Prerequisite: FINN 6203 or permission of Program Director. This course provides students with a foundation in investments and portfolio management from the perspective of an institutional investor. Particular attention will be given to the issues associated with managing assets of an insurance company. Topics include: measuring and modeling return and risk, expected return models, information ratio, valuation theory and practice, forecasting, portfolio construction, transaction costs, turnover and trading, performance analysis, asset allocation, securities analysis, and the legal and regulatory landscape of institutional investing. (Fall)

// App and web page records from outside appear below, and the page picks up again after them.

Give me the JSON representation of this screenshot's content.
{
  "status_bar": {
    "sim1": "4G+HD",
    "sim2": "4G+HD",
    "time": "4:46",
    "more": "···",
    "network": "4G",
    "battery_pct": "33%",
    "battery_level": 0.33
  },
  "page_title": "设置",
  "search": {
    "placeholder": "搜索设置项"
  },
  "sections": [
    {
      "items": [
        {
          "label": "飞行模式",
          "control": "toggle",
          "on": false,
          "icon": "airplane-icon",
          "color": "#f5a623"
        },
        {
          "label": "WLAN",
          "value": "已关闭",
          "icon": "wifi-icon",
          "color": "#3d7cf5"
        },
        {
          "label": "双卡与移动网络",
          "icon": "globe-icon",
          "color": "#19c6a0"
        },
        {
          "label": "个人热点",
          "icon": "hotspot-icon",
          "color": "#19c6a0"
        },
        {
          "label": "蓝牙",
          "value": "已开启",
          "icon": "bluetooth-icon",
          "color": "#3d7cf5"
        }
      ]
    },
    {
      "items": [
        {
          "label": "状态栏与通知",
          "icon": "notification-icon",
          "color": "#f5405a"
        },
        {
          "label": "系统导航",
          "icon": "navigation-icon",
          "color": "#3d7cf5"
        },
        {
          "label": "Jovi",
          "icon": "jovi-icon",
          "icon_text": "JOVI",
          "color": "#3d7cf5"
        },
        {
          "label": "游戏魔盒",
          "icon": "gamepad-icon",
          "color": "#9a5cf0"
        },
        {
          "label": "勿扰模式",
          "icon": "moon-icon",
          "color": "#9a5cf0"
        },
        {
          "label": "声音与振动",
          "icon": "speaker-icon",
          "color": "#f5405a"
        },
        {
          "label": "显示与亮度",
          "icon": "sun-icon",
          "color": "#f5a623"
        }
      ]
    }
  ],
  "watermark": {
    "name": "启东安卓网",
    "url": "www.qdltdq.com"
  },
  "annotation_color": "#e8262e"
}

Prerequisite: FINN 6203 permission of Program Director. This course examines the operations and risks of an insurance firm and how to evaluate and manage those operations and risks in a dynamic business environment. The following topics are covered: 1. The role of insurance firms within the financial services industry, 2. The functions of insurance firms with emphasis on operations unique to insurers, 3. Insurer financial and risk management in the complex regulatory environment and 4. Financial and strategic analysis of insurance firms. (Spring)

Prerequisite: FINN 6203 & ECON 613 or MATH 6203 or permission of Program Director. This course offers the quantitative techniques and tools for the risk management. It starts with the basic concepts and methodologies. Topics include risk measures such as VaR and Expected Shortfall, univariate and multivariate models, copulas and tail dependence in risk management framework, and back testing. This course also discusses how to estimate VaR and Expected Shortfall parametrically, semi parametrically and non-parametrically. (Spring)